image mix you get from such documentary programs. Memphis is all
HD, but sometimes Video Black is weak and it has other minor detail issues you
get from such an HD shoot. Otherwise,
color range is often really nice and editing helps.
X 1 on the Zappa DVD has the same
variant image issues as Doors, but this
was softer than I am used to seeing from the Chrome Dreams series overall and
that disappoints a bit. Good thing the
program is so strong. The anamorphically
enhanced 1.78 X 1 image on Word is
also a mix of such footage, but most of the footage is newer digital video and
what looks like HD of some kind.
Blu-rays have DTS-HD MA (Master Audio) 5.1 lossless mixes, but Memphis
is the champ here with a nice soundstage throughout and only a few moments
where dialogue could have been clearer.
Too bad there are no subtitles, which is odd for a musical. Doors
is a mix of new simple stereo interviews, old monophonic interviews, variant
audio in between and nice applications of the 5.1 remixes of their hits that
debuted years ago on the nearly defunct DVD-Audio format we have covered
before. You can really appreciate the
music made when you can hear it this well and the audio is as good as any Doors
video release to date.
Dolby Digital 5.1 on Word is a bit
better than the lossy Dolby Digital 2.0 Stereo, but save some of the music,
this is a mostly simple stereo soundtrack.
The lossy Dolby Digital 2.0 Stereo is obviously not the best audio a Zappa title has ever had, but it is
still professionally done and the first time many people will hear some of the
key music by other artists Zappa
backed that is not in print.
and sounding better than all of them is the Blu-ray for Hairspray, a big budget film version of that hit stage musical and

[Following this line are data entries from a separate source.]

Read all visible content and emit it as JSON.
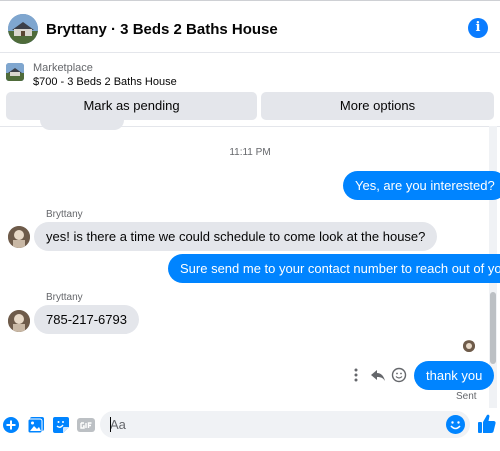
{
  "header": {
    "title": "Bryttany · 3 Beds 2 Baths House",
    "info_glyph": "i"
  },
  "listing": {
    "kind": "Marketplace",
    "description": "$700 - 3 Beds 2 Baths House"
  },
  "actions": {
    "mark_pending": "Mark as pending",
    "more_options": "More options"
  },
  "chat": {
    "timestamp": "11:11 PM",
    "messages": [
      {
        "direction": "outgoing",
        "text": "Yes, are you interested?"
      },
      {
        "direction": "incoming",
        "sender": "Bryttany",
        "text": "yes! is there a time we could schedule to come look at the house?"
      },
      {
        "direction": "outgoing",
        "text": "Sure send me to your contact number to reach out of you"
      },
      {
        "direction": "incoming",
        "sender": "Bryttany",
        "text": "785-217-6793"
      },
      {
        "direction": "outgoing",
        "text": "thank you"
      }
    ],
    "status": "Sent",
    "message_actions": [
      "more-vertical-icon",
      "reply-icon",
      "react-icon"
    ]
  },
  "composer": {
    "placeholder": "Aa",
    "icons": [
      "plus-icon",
      "photo-icon",
      "sticker-icon",
      "gif-icon",
      "emoji-icon",
      "thumbs-up-icon"
    ]
  },
  "colors": {
    "accent": "#0084ff",
    "incoming_bubble": "#e4e6eb",
    "button_bg": "#e4e6eb",
    "secondary_text": "#65676b"
  }
}
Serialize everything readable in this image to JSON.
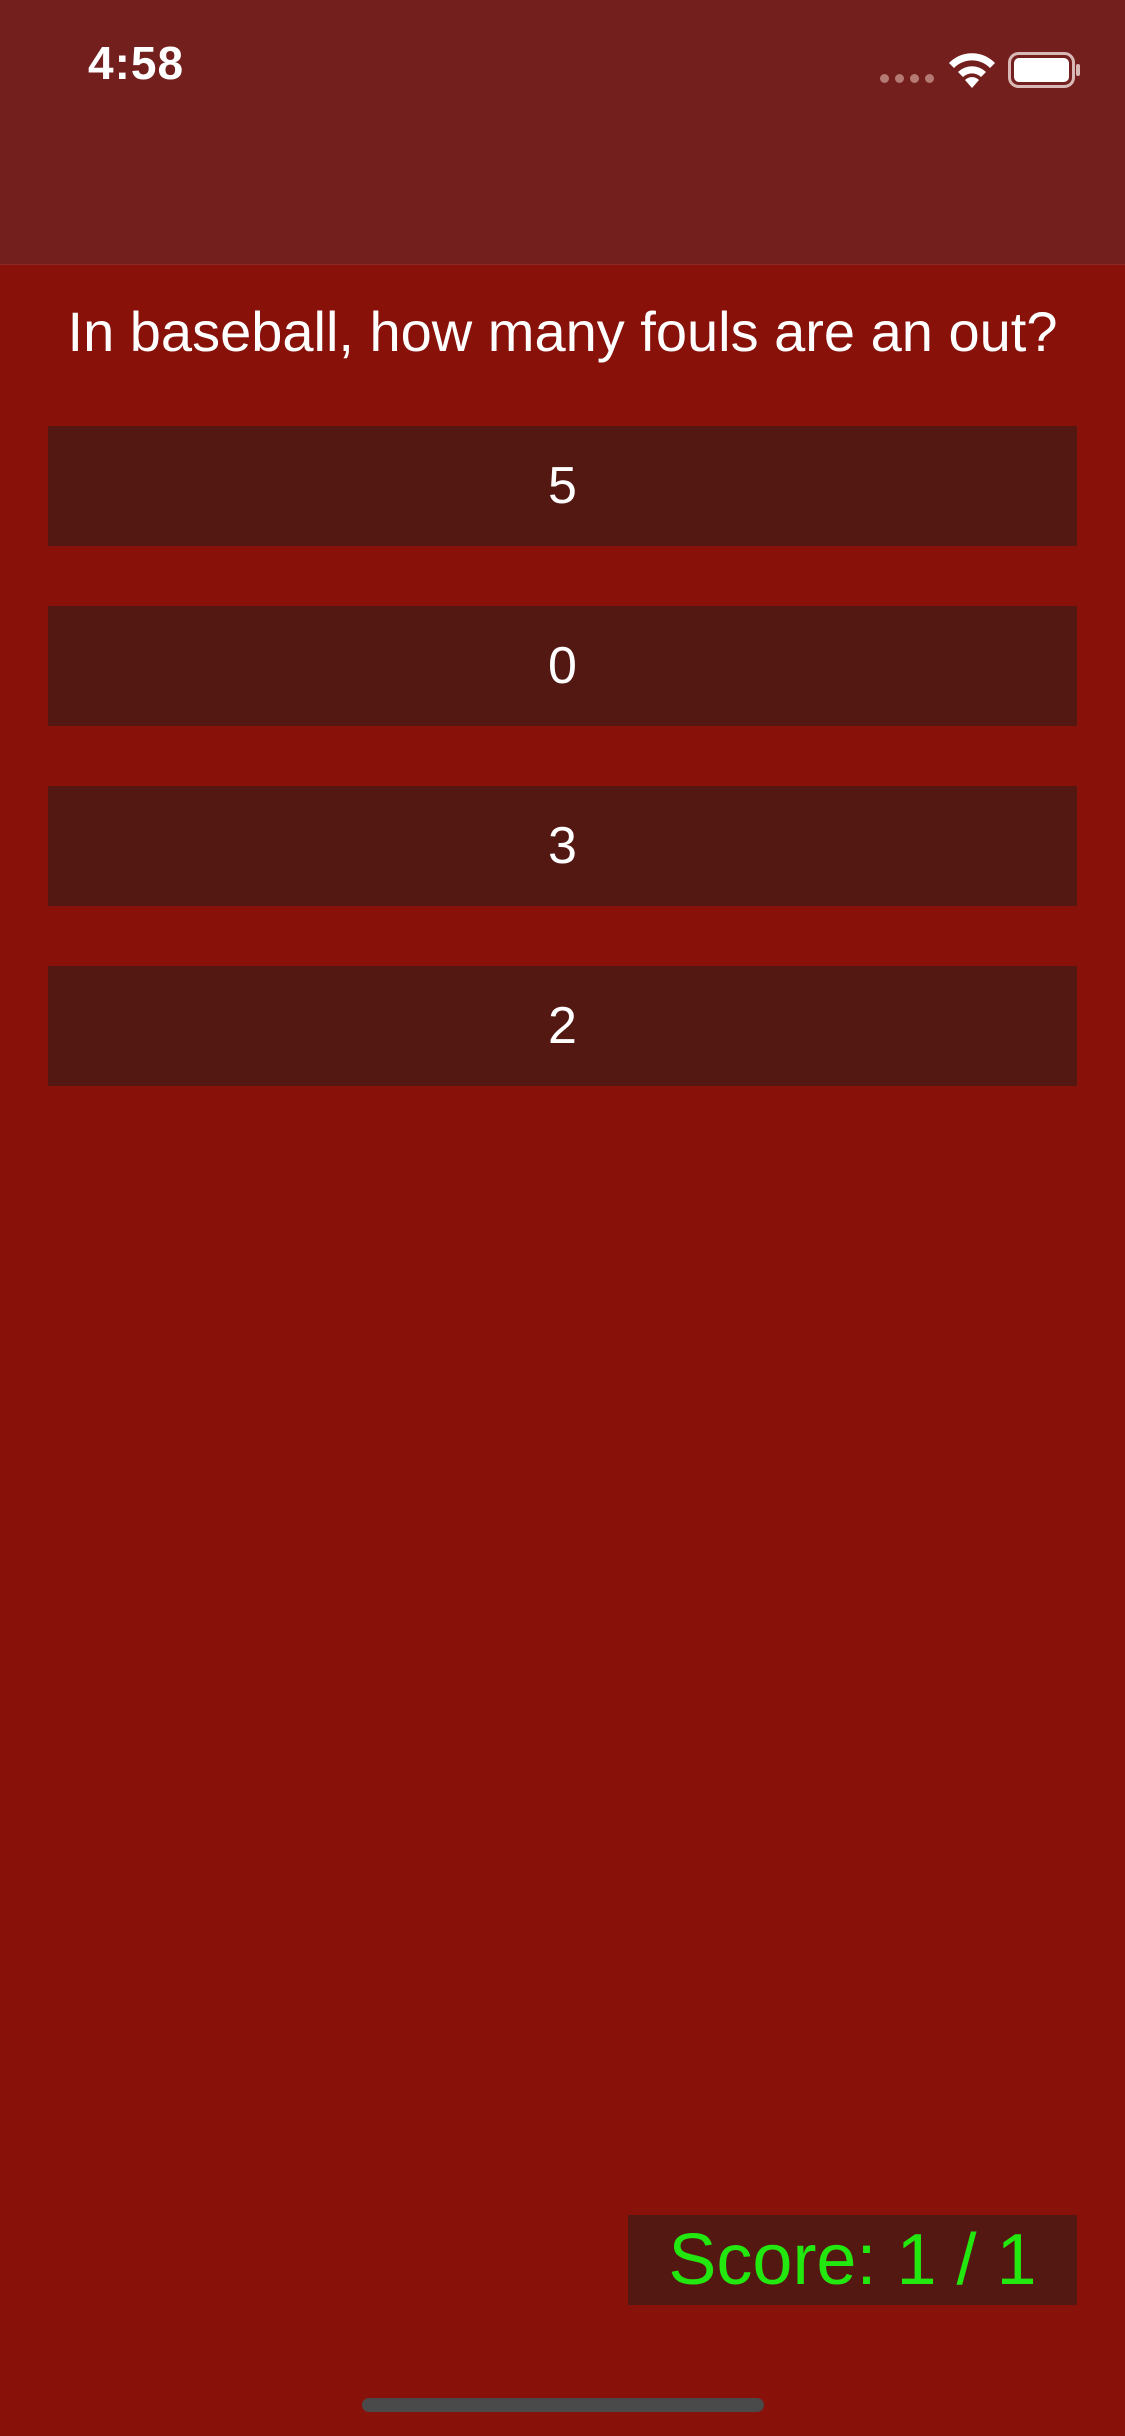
{
  "status_bar": {
    "time": "4:58",
    "signal_icon": "cellular-signal-icon",
    "wifi_icon": "wifi-icon",
    "battery_icon": "battery-icon"
  },
  "quiz": {
    "question": "In baseball, how many fouls are an out?",
    "answers": [
      "5",
      "0",
      "3",
      "2"
    ],
    "score_label": "Score: 1 / 1"
  },
  "colors": {
    "background": "#88110A",
    "header": "#731F1D",
    "button": "#541813",
    "score_text": "#22E80F"
  }
}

one you can now compare to Memphis at
home shot by shot. Read more about it at
- Nicholas Sheffo